Overall, respondents visited a specialty jeweler or jewelry department an average of 6.6 times in the past year; the “fashion-conscious” segment averaged 7.2 visits in the past year.
Overall, 91% of respondents purchased 14k gold jewelry, 82% purchased diamonds, 76% bought silver jewelry, 62% bought 18k gold jewelry and 17% bought platinum jewelry.
For comparison’s sake, 97% of respondents purchased a car in the past, 75% bought a computer and 73% purchased stocks and bonds.
Ninety-four percent of respondents described “fine jewelry” as being of high-quality, 88% said it is well-made, 83% said it’s an accessory that enhances their looks and 80% said it can have sentimental value. Sixty-eight percent called it prestigious, 65% called it stylish, 64% said it is a good investment and 55% saw it as being for someone like themselves.
The study found some interesting changes in attitudes toward fine jewelry – 74% of respondents indicated they want to see more practical designs, 68% said buying fine jewelry for themselves is something they would like to do more often, 64% want to know more about the category in general, 60% are willing to spend more to get “the best” and 56% are interested in attending special events in a jewelry store.
Smuta explained some important attitudes behind the statistics. “There’s a new customer in the marketplace. She’s under 50, self-made, successful and confident, and she has a sense of flair and style,” he says. “But looks can be deceiving. She may wear jeans and sneakers, but with a $400 blazer and a $1,000 necklace.”

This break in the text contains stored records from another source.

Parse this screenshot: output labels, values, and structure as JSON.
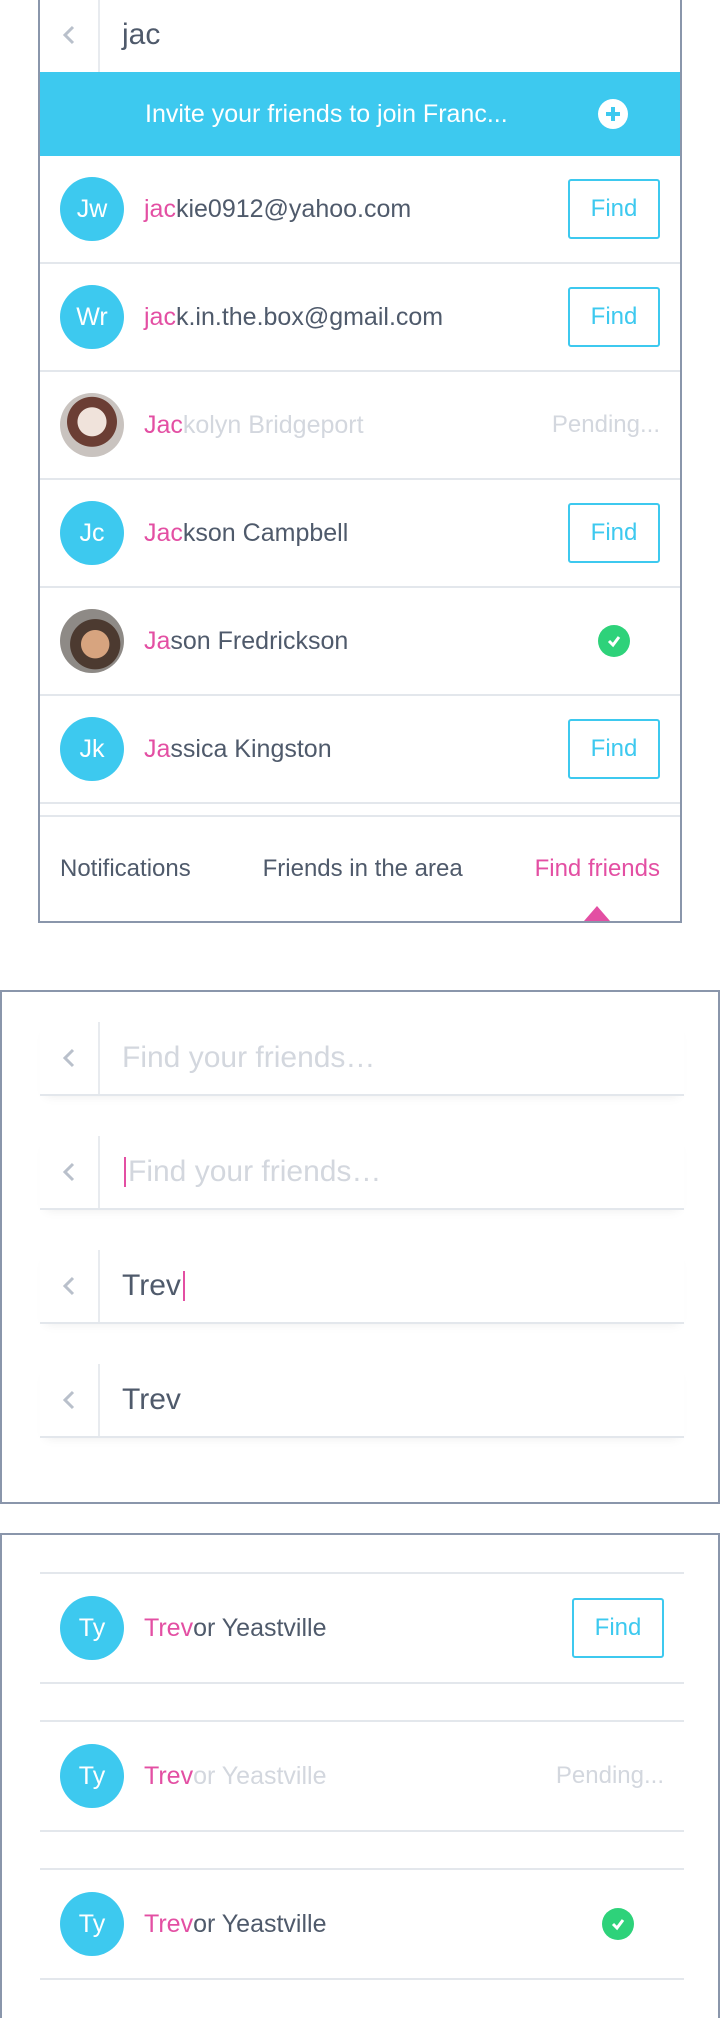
{
  "panel1": {
    "search": {
      "value": "jac"
    },
    "invite": {
      "label": "Invite your friends to join Franc..."
    },
    "rows": [
      {
        "initials": "Jw",
        "hl": "jac",
        "rest": "kie0912@yahoo.com",
        "action": "Find"
      },
      {
        "initials": "Wr",
        "hl": "jac",
        "rest": "k.in.the.box@gmail.com",
        "action": "Find"
      },
      {
        "initials": "",
        "hl": "Jac",
        "rest": "kolyn Bridgeport",
        "action": "Pending..."
      },
      {
        "initials": "Jc",
        "hl": "Jac",
        "rest": "kson Campbell",
        "action": "Find"
      },
      {
        "initials": "",
        "hl": "Ja",
        "rest": "son Fredrickson",
        "action": ""
      },
      {
        "initials": "Jk",
        "hl": "Ja",
        "rest": "ssica Kingston",
        "action": "Find"
      }
    ],
    "tabs": [
      "Notifications",
      "Friends in the area",
      "Find friends"
    ]
  },
  "panel2": {
    "bars": [
      {
        "placeholder": "Find your friends…"
      },
      {
        "placeholder": "Find your friends…"
      },
      {
        "value": "Trev"
      },
      {
        "value": "Trev"
      }
    ]
  },
  "panel3": {
    "rows": [
      {
        "initials": "Ty",
        "hl": "Trev",
        "rest": "or Yeastville",
        "action": "Find"
      },
      {
        "initials": "Ty",
        "hl": "Trev",
        "rest": "or Yeastville",
        "action": "Pending..."
      },
      {
        "initials": "Ty",
        "hl": "Trev",
        "rest": "or Yeastville",
        "action": ""
      }
    ]
  },
  "colors": {
    "accent": "#3dc9ef",
    "highlight": "#e34fa3",
    "success": "#2ed27a",
    "muted": "#d3d7de"
  },
  "icons": [
    "back-chevron-icon",
    "plus-circle-icon",
    "checkmark-circle-icon"
  ]
}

SILVER SHINES IN TABLEWARE AND GIFTS
Stand back as sterling silver skyrockets. Silver Trust International reports the popularity of sterling silver flatware and gifts is on the rise. In 1996, total retail sales topped $485 million, a 15% gain over 1995. STI gathered this information from various sources, including the 1996 “World Silver Survey,” trade resources and an independent study conducted by NPD Research.
Of the $485 million total, flatware accounted for $220 million, a 10% increase over 1995, with the greatest growth in higher priced lines such as Tiffany & Co., Georg Jensen and Buccellati, which introduced three patterns last year.
The sale of gift items grew 20%, or $265 million at retail. “This product category’s growth rate has been increasing annually, and we expect this double-digit trend to continue,” says Linda Meehan, director of STI. “Following silver jewelry’s tremendous popularity and influence, the surge of new product and category offerings has propelled silver gifts for self and home into the limelight. Silver’s intrinsic value and a healthy economy have also contributed to increased consumer spending on silver gifts.”
The bridal market accounts for an estimated 50% of total sales for flatware and giftware and is a constantly renewing source of potential customers. Weddings, Christmas, Hanukkah and christenings are the top gift-giving occasions. Silver picture frames are the most popular gifts, followed by baby gifts and items such as serving utensils and candlesticks.